Jorn Walthaus is a Dutch professional poker player who is regarded as one of the best high-stakes players from Europe. In 2013, Jorn finished 26th in the World Series of Poker Main Event, his most accomplished live tournament score. Jorn then moved to Macau where lived for almost a year, hitting the casinos on a daily basis and participating in some of the region’s biggest cash games. We caught up with Jorn to find out more…


Jorn, how did you get started playing poker, and how did it then turn into your full-time job?

I first started playing when I was at university, I played with some friends and tried my luck online. After a few months I discovered I had a talent for it, so playing became my ‘job’ alongside my studies until I finished my degree. After that, I decided to pursue a professional poker career and I’ve been doing it ever since.


What was the most unexpected poker game you have ever played?

I only play in casinos, because I want to know everything is legitimate, but there are a lot of people who play in the underground games where I guess more ‘unexpected’ things go on. People like it because they can do things that wouldn’t be allowed in a casino – like rabbit hunting (when you play out a hand that’s already concluded to see if you would have made a particular hand or not) or ask for a deck and rip their cards to shreds. There’s a lot of that in China, especially Shanghai, with really high stakes. In the past I played in some of the underground games in Holland but you’re never really sure they’re legit, and if I’m not sure then I don’t want to play.


What was the longest poker game you ever played, and also the most exciting?

I think my record was playing 40 hours straight in Macau. I’d play every day when I lived there and it was always the same routine – I’d wake up around 10 or 11am, put on some clothes, walk to the poker room and put my name down. Then you get the text, and I’d sit down at the table and play straight until about 4 or 5 o’clock in the morning. There have been a lot of exciting games – some bluffs with a lot of money on the line that have got my heart racing for sure.


Why did you leave Macau, Asia’s gambling capital?

There started to be a lot more professional players and less recreational players, so you would win less. Especially when they brought in the smoking ban at the tables, the recreational players stopped coming so much. I saw a lot of regulars moving to the lower stake games because it’s began to get harder.


Do you have any tips you’re willing to share to increase the chances of winning a game?

The key to a good poker game is patience. You can’t let your emotions get to you, the moment you are feeling afraid or angry is the moment you’ll start losing.


If you weren’t a professional poker player, what would you be doing?

I have no idea! I probably would have done something with my degree, which is in Computer Science, or maybe start my own business.


What is your favourite Timothy Oulton design?

The Spectrum Poker Set of course!!!


Can you read a Poker face?

A games night is all in good jest of course, but in the spirit of friendly competition, check out these six tips to suss out your opponent’s hand…
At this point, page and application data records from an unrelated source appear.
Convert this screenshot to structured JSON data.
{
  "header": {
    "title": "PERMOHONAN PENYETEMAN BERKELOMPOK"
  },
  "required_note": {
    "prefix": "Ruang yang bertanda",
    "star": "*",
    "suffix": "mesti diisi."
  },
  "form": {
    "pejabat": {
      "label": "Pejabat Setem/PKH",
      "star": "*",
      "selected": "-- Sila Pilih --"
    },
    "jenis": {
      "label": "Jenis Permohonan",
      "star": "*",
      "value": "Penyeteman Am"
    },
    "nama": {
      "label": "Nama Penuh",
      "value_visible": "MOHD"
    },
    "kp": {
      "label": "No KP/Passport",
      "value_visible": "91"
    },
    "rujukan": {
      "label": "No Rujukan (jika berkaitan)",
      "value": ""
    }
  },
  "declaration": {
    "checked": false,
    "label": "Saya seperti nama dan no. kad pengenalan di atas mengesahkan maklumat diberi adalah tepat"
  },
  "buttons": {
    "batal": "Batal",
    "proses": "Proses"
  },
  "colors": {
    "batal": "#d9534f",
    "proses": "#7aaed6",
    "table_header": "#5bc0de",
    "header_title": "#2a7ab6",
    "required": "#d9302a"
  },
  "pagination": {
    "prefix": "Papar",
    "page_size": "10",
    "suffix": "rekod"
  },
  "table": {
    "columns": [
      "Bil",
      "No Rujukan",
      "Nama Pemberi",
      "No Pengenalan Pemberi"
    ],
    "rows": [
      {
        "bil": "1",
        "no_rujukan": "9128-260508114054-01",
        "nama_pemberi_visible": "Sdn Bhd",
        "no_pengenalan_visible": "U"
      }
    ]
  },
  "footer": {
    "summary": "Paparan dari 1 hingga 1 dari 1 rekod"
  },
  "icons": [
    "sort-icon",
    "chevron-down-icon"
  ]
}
Are they leaning?

Leaning forward or reclining in a relaxed manner suggests they have a good hand.

Suddenly sitting up.

If a player suddenly sits upright in the chair and becomes attentive, they’ve probably got a strong hand.

The Long Stare.

If a player stares straight at you it’s likely they’re trying to show strength because they have a weak hand.

Lip play.

Biting, licking or sticking out lips are all signs of a weak hand.

Voice pitch.

Our voice tends to go up when we’re excited, so a higher pitch than normal is a sign of a strong hand. Clever players may try and overcompensate – so watch out for an unnaturally low voice too.